NAMI Smarts is a training developed to train NAMI members on how to engage policy makers in our priority issues. NAMI Smarts modules teach members how share their story with legislators, give an elevator speech, write letters of support/opposition, and other avenues of advocacy.

After having an opportunity to learn advocacy skills, members had a chance to break into groups and discuss local priority issues to move forward with in Los Angeles County. Our members discussed various needs in their communities ranging from the housing crisis to criminal justice reform.

This meeting will be the first in a series of advocacy discussions in Los Angeles. Thank you to Deanna Robinson, Susan Levi, and Brittney Weissman for their coordination of this successful event.

2018 Fall Capitol Advocacy Day

As the alarm rang at 5:00AM on a Monday morning, Claudia Haas woke up to get ready for the day ahead. As a member of NAMI San Francisco, Claudia knew how important it was to be a voice and advocate on behalf of individuals suffering from mental illness. She took the three hour Amtrak bus from San Francisco to Sacramento to attend NAMI California’s 2018 Fall Capitol Advocacy Day. 

On September 24th, 2018, more than 45 NAMI California members met at the capitol to talk to legislative staff about NAMI priorities. Members traveled from more than 20 counties to discuss the importance of supporting access to mental health; ending the criminalization of mental illness; providing access to mental health services for K-12 & Young Adults; and investing in crisis services.

Attendees were passionate and excited to talk to staffers about mental health and to share their experiences. Attendees shared stories about supporting a family member living with mental illness, working with the mental health community, and living themselves with mental illness.

The timing of the advocacy day, after the end of the legislative session, meant that advocates were able to engage more deeply with legislative staffers. Many participants shared the fruitful results of 30 and 45 minute meetings at our afternoon debrief.

Thank you to all the advocates who joined us for a successful day. We look forward to connecting in support of advancing mental health goals in the upcoming year.


 NAMI CA Vice President of Operations welcomes attendees to the 2018 Fall Capitol Advocacy Day
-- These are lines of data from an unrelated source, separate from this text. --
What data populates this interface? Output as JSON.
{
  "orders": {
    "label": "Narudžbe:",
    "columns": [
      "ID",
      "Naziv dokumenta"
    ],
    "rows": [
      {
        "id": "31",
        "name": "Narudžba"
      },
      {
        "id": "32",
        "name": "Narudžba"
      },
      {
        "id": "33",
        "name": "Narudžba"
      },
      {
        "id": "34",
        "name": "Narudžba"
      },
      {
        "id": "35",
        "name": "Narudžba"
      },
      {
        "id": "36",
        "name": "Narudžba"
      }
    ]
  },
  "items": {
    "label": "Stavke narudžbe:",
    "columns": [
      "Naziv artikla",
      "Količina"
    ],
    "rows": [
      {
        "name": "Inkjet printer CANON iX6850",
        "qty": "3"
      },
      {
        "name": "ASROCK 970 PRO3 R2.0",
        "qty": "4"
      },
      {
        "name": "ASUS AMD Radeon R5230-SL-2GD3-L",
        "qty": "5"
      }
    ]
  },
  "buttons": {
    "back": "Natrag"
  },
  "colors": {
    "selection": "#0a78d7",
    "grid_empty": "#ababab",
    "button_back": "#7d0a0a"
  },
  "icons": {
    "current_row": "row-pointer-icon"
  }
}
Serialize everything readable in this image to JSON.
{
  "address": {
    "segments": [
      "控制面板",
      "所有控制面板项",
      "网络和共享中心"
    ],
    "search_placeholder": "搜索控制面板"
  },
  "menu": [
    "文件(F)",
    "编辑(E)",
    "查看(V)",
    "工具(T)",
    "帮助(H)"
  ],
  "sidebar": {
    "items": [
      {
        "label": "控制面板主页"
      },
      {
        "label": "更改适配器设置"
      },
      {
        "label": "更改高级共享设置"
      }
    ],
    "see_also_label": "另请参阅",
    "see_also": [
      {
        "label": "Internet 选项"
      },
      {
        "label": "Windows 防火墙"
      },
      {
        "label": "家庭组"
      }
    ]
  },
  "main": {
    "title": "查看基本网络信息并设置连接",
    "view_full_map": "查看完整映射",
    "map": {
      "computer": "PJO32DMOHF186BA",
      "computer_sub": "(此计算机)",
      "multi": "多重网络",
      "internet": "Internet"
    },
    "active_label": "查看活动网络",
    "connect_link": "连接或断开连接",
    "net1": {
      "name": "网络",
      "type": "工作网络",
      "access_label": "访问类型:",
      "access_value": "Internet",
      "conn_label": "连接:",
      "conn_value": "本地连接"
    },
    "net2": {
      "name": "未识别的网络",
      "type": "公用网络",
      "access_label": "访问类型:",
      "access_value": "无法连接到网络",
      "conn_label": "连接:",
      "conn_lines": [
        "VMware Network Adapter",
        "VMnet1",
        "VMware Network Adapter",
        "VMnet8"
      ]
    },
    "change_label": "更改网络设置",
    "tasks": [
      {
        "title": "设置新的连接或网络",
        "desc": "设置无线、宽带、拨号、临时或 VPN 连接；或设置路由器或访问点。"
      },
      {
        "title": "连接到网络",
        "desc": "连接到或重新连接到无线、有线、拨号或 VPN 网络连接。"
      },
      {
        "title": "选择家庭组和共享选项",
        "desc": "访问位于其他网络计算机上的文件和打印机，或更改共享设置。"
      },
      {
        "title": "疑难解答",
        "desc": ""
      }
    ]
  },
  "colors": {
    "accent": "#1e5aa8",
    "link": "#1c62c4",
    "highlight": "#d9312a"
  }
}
NAMI CA Vice President of Operations welcomes attendees to the 2018 Fall Capitol Advocacy Day

 NAMI CA Staff

NAMI CA Staff

 A few NAMI CA members ready for their next legislative visit!

A few NAMI CA members ready for their next legislative visit!